Providing incentives for fisheries to manage themselves in a sustainable way and to be able to adapt to changing distributions of fish species and populations in the future is crucial, according to the Nereus report, and should be approached at both regional and global levels.
6. Aquaculture has an important role but environmental impacts are not yet known:
Whilst aquaculture currently supplies 50 per cent of all fish and shellfish, directly consumed by us humans, it is not immune to issues of food security in the future. In many cases, the industry relies on wild fish to replenish stocks, as well as food crops from land to feed the fish, making the industry vulnerable to changing climate on land and in the sea.
In the Science study, the impact to open or semi-open marine aquaculture is predicted to be severe by the end of this century under a business as usual CO2 emissions scenario, as global fish stocks decline. However, such aquaculture fisheries are likely to be virtually unaffected in the future, if CO2 emissions are severely reduced.
They suggest that economic losses in the mollusc aquaculture industry alone due to ocean acidification could be as high as $100 billion by the year 2100.
The Nereus report suggests that aquaculture still requires development of management plans and sustainability assessments, with increasing coordination between existing global and regional regulatory frameworks. This includes coordination between international fisheries regulation and regulation of other marine activities, such as shipping or coastal developments.
They also emphasise that global fish stocks may need to be shared around the world to help regions predicted to be disproportionately affected, like the Tropics.
7. Tighter international law and ocean governance are needed to secure the future of fisheries:
As marine resources are put under strain, potential conflicts may occur between various industries including fisheries and shipping, community groups, scientists, local inhabitants of coastal areas, and conservationists -– all of whom have different demands of the ocean and coastal regions.
The Nereus authors recommend that conservation measures need to be implemented by all marine users, and that the cost of doing so must also be shared equally to avoid potential conflicts.

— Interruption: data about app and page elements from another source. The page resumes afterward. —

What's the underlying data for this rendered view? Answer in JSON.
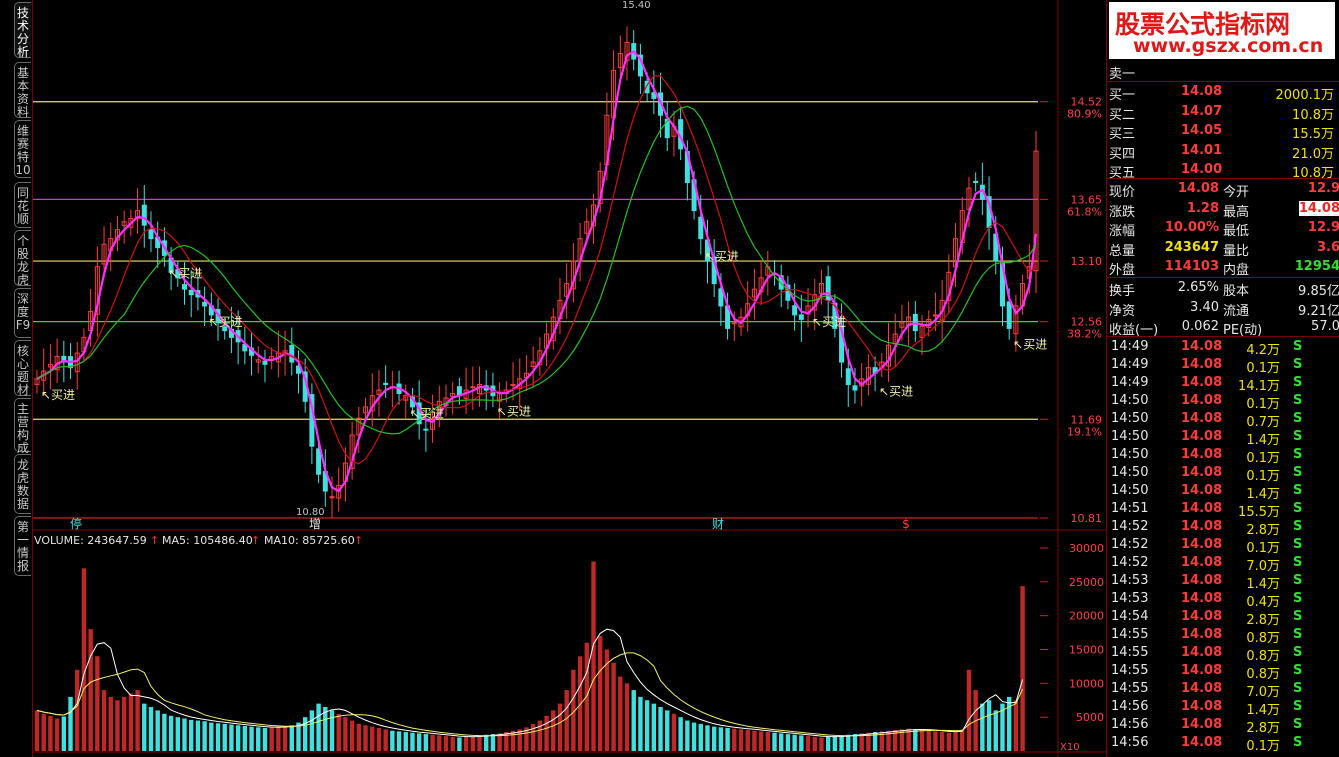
{
  "sidebar": {
    "tabs": [
      {
        "label": "技术分析",
        "active": true
      },
      {
        "label": "基本资料",
        "active": false
      },
      {
        "label": "维赛特10",
        "active": false
      },
      {
        "label": "同花顺",
        "active": false
      },
      {
        "label": "个股龙虎",
        "active": false
      },
      {
        "label": "深度F9",
        "active": false
      },
      {
        "label": "核心题材",
        "active": false
      },
      {
        "label": "主营构成",
        "active": false
      },
      {
        "label": "龙虎数据",
        "active": false
      },
      {
        "label": "第一情报",
        "active": false
      }
    ]
  },
  "price_panel": {
    "fib_labels": [
      {
        "price": "14.52",
        "pct": "80.9%"
      },
      {
        "price": "13.65",
        "pct": "61.8%"
      },
      {
        "price": "13.10",
        "pct": ""
      },
      {
        "price": "12.56",
        "pct": "38.2%"
      },
      {
        "price": "11.69",
        "pct": "19.1%"
      },
      {
        "price": "10.81",
        "pct": ""
      }
    ],
    "high_label": "15.40",
    "low_label": "10.80",
    "buy_label": "买进",
    "event_markers": [
      {
        "label": "停",
        "color": "#40e0e0"
      },
      {
        "label": "增",
        "color": "#e6e6e6"
      },
      {
        "label": "财",
        "color": "#40e0e0"
      },
      {
        "label": "$",
        "color": "#ff3c3c"
      }
    ]
  },
  "volume_panel": {
    "volume_label": "VOLUME: 243647.59",
    "ma5_label": "MA5: 105486.40",
    "ma10_label": "MA10: 85725.60",
    "axis_ticks": [
      "30000",
      "25000",
      "20000",
      "15000",
      "10000",
      "5000"
    ],
    "unit": "X10"
  },
  "quote": {
    "logo_line1": "股票公式指标网",
    "logo_line2": "www.gszx.com.cn",
    "sell1": {
      "label": "卖一",
      "price": "",
      "vol": ""
    },
    "bids": [
      {
        "label": "买一",
        "price": "14.08",
        "vol": "2000.1万"
      },
      {
        "label": "买二",
        "price": "14.07",
        "vol": "10.8万"
      },
      {
        "label": "买三",
        "price": "14.05",
        "vol": "15.5万"
      },
      {
        "label": "买四",
        "price": "14.01",
        "vol": "21.0万"
      },
      {
        "label": "买五",
        "price": "14.00",
        "vol": "10.8万"
      }
    ],
    "stats": [
      {
        "l1": "现价",
        "v1": "14.08",
        "l2": "今开",
        "v2": "12.9"
      },
      {
        "l1": "涨跌",
        "v1": "1.28",
        "l2": "最高",
        "v2": "14.08"
      },
      {
        "l1": "涨幅",
        "v1": "10.00%",
        "l2": "最低",
        "v2": "12.9"
      },
      {
        "l1": "总量",
        "v1": "243647",
        "l2": "量比",
        "v2": "3.6"
      },
      {
        "l1": "外盘",
        "v1": "114103",
        "l2": "内盘",
        "v2": "12954"
      }
    ],
    "fund": [
      {
        "l1": "换手",
        "v1": "2.65%",
        "l2": "股本",
        "v2": "9.85亿"
      },
      {
        "l1": "净资",
        "v1": "3.40",
        "l2": "流通",
        "v2": "9.21亿"
      },
      {
        "l1": "收益(一)",
        "v1": "0.062",
        "l2": "PE(动)",
        "v2": "57.0"
      }
    ],
    "ticks": [
      {
        "t": "14:49",
        "p": "14.08",
        "v": "4.2万",
        "s": "S"
      },
      {
        "t": "14:49",
        "p": "14.08",
        "v": "0.1万",
        "s": "S"
      },
      {
        "t": "14:49",
        "p": "14.08",
        "v": "14.1万",
        "s": "S"
      },
      {
        "t": "14:50",
        "p": "14.08",
        "v": "0.1万",
        "s": "S"
      },
      {
        "t": "14:50",
        "p": "14.08",
        "v": "0.7万",
        "s": "S"
      },
      {
        "t": "14:50",
        "p": "14.08",
        "v": "1.4万",
        "s": "S"
      },
      {
        "t": "14:50",
        "p": "14.08",
        "v": "0.1万",
        "s": "S"
      },
      {
        "t": "14:50",
        "p": "14.08",
        "v": "0.1万",
        "s": "S"
      },
      {
        "t": "14:50",
        "p": "14.08",
        "v": "1.4万",
        "s": "S"
      },
      {
        "t": "14:51",
        "p": "14.08",
        "v": "15.5万",
        "s": "S"
      },
      {
        "t": "14:52",
        "p": "14.08",
        "v": "2.8万",
        "s": "S"
      },
      {
        "t": "14:52",
        "p": "14.08",
        "v": "0.1万",
        "s": "S"
      },
      {
        "t": "14:52",
        "p": "14.08",
        "v": "7.0万",
        "s": "S"
      },
      {
        "t": "14:53",
        "p": "14.08",
        "v": "1.4万",
        "s": "S"
      },
      {
        "t": "14:53",
        "p": "14.08",
        "v": "0.4万",
        "s": "S"
      },
      {
        "t": "14:54",
        "p": "14.08",
        "v": "2.8万",
        "s": "S"
      },
      {
        "t": "14:55",
        "p": "14.08",
        "v": "0.8万",
        "s": "S"
      },
      {
        "t": "14:55",
        "p": "14.08",
        "v": "0.8万",
        "s": "S"
      },
      {
        "t": "14:55",
        "p": "14.08",
        "v": "0.8万",
        "s": "S"
      },
      {
        "t": "14:55",
        "p": "14.08",
        "v": "7.0万",
        "s": "S"
      },
      {
        "t": "14:56",
        "p": "14.08",
        "v": "1.4万",
        "s": "S"
      },
      {
        "t": "14:56",
        "p": "14.08",
        "v": "2.8万",
        "s": "S"
      },
      {
        "t": "14:56",
        "p": "14.08",
        "v": "0.1万",
        "s": "S"
      }
    ]
  },
  "colors": {
    "up": "#ff3c3c",
    "down": "#40e0e0",
    "ma_pink": "#ff30ff",
    "ma_red": "#d01010",
    "ma_green": "#20c020",
    "fib_yellow": "#e8e060",
    "fib_purple": "#c040c0",
    "fib_green": "#40d040",
    "fib_red": "#d02020"
  },
  "chart_data": {
    "type": "candlestick",
    "price_axis": {
      "min": 10.81,
      "max": 15.4
    },
    "fib_levels": [
      14.52,
      13.65,
      13.1,
      12.56,
      11.69,
      10.81
    ],
    "close": [
      12.05,
      12.12,
      12.18,
      12.25,
      12.2,
      12.15,
      12.28,
      12.42,
      12.65,
      13.05,
      13.25,
      13.3,
      13.38,
      13.45,
      13.48,
      13.55,
      13.42,
      13.3,
      13.22,
      13.15,
      13.0,
      12.95,
      12.85,
      12.8,
      12.78,
      12.7,
      12.62,
      12.55,
      12.48,
      12.42,
      12.38,
      12.3,
      12.26,
      12.22,
      12.18,
      12.25,
      12.28,
      12.3,
      12.2,
      12.1,
      11.85,
      11.45,
      11.2,
      11.05,
      11.0,
      11.1,
      11.3,
      11.55,
      11.7,
      11.8,
      11.9,
      11.95,
      12.0,
      11.98,
      11.92,
      11.9,
      11.8,
      11.65,
      11.6,
      11.75,
      11.85,
      11.88,
      11.92,
      11.9,
      11.95,
      11.98,
      12.0,
      11.95,
      11.9,
      11.92,
      11.95,
      12.0,
      12.05,
      12.1,
      12.2,
      12.3,
      12.45,
      12.6,
      12.75,
      12.9,
      13.1,
      13.3,
      13.45,
      13.6,
      13.9,
      14.4,
      14.8,
      14.95,
      15.05,
      14.9,
      14.75,
      14.6,
      14.55,
      14.4,
      14.2,
      14.3,
      14.1,
      13.8,
      13.55,
      13.3,
      13.1,
      12.9,
      12.7,
      12.5,
      12.55,
      12.6,
      12.72,
      12.85,
      12.95,
      13.05,
      12.98,
      12.85,
      12.75,
      12.62,
      12.58,
      12.7,
      12.8,
      12.9,
      12.75,
      12.5,
      12.2,
      12.0,
      11.95,
      12.05,
      12.15,
      12.1,
      12.2,
      12.35,
      12.45,
      12.55,
      12.6,
      12.48,
      12.52,
      12.58,
      12.62,
      12.75,
      13.0,
      13.3,
      13.55,
      13.75,
      13.8,
      13.65,
      13.4,
      13.1,
      12.7,
      12.5,
      12.7,
      12.9,
      13.05,
      14.08
    ],
    "volume": [
      6000,
      5500,
      5200,
      4800,
      5100,
      8000,
      12000,
      27000,
      18000,
      14000,
      9000,
      8000,
      7500,
      8000,
      8500,
      9000,
      7000,
      6500,
      6000,
      5500,
      5200,
      5000,
      4800,
      4600,
      4500,
      4400,
      4200,
      4100,
      4000,
      3900,
      3800,
      3700,
      3600,
      3500,
      3400,
      3500,
      3600,
      3700,
      3800,
      4200,
      5000,
      6000,
      7000,
      6500,
      6000,
      5500,
      5000,
      4500,
      4000,
      3800,
      3600,
      3400,
      3200,
      3000,
      2900,
      2800,
      2700,
      2600,
      2500,
      2400,
      2300,
      2200,
      2100,
      2000,
      2100,
      2200,
      2300,
      2400,
      2500,
      2600,
      2800,
      3000,
      3200,
      3500,
      4000,
      4500,
      5200,
      6000,
      7000,
      9000,
      12000,
      14000,
      16000,
      28000,
      17000,
      15000,
      13000,
      11000,
      10000,
      9000,
      8000,
      7500,
      7000,
      6500,
      6000,
      5500,
      5000,
      4500,
      4200,
      4000,
      3800,
      3600,
      3500,
      3400,
      3300,
      3200,
      3100,
      3000,
      2900,
      2800,
      2700,
      2600,
      2500,
      2400,
      2300,
      2200,
      2100,
      2000,
      2100,
      2200,
      2300,
      2400,
      2500,
      2600,
      2700,
      2800,
      2900,
      3000,
      3100,
      3200,
      3300,
      3200,
      3100,
      3000,
      2900,
      2800,
      2700,
      2900,
      3200,
      12000,
      9000,
      7000,
      7500,
      6000,
      7000,
      8000,
      7500,
      24364
    ]
  }
}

They recommend tighter laws to govern international fisheries, and ocean governance reform so that regulatory authorities for both fisheries and all other marine users can consult together in the future.
Read last week's related article,‘The oceans are changing and so should we’.
“Predicting future oceans: climate change, oceans & fisheries” report was funded by the Nippon Foundation, and is available online at the Nereus Program website -- the research consortium behind the research lead by the University of British Columbia, Canada and in partnership with Stockholm University, Sweden, and institutions throughout the USA and Europe.
The study ‘Contrasting futures for ocean and society from different anthropogenic CO2 emissions scenarios’ was published this month in the journal Science.
- 'Predicting future oceans: climate change, oceans & fisheries'
- ‘Contrasting futures for ocean and society from different anthropogenic CO2 emissions scenarios’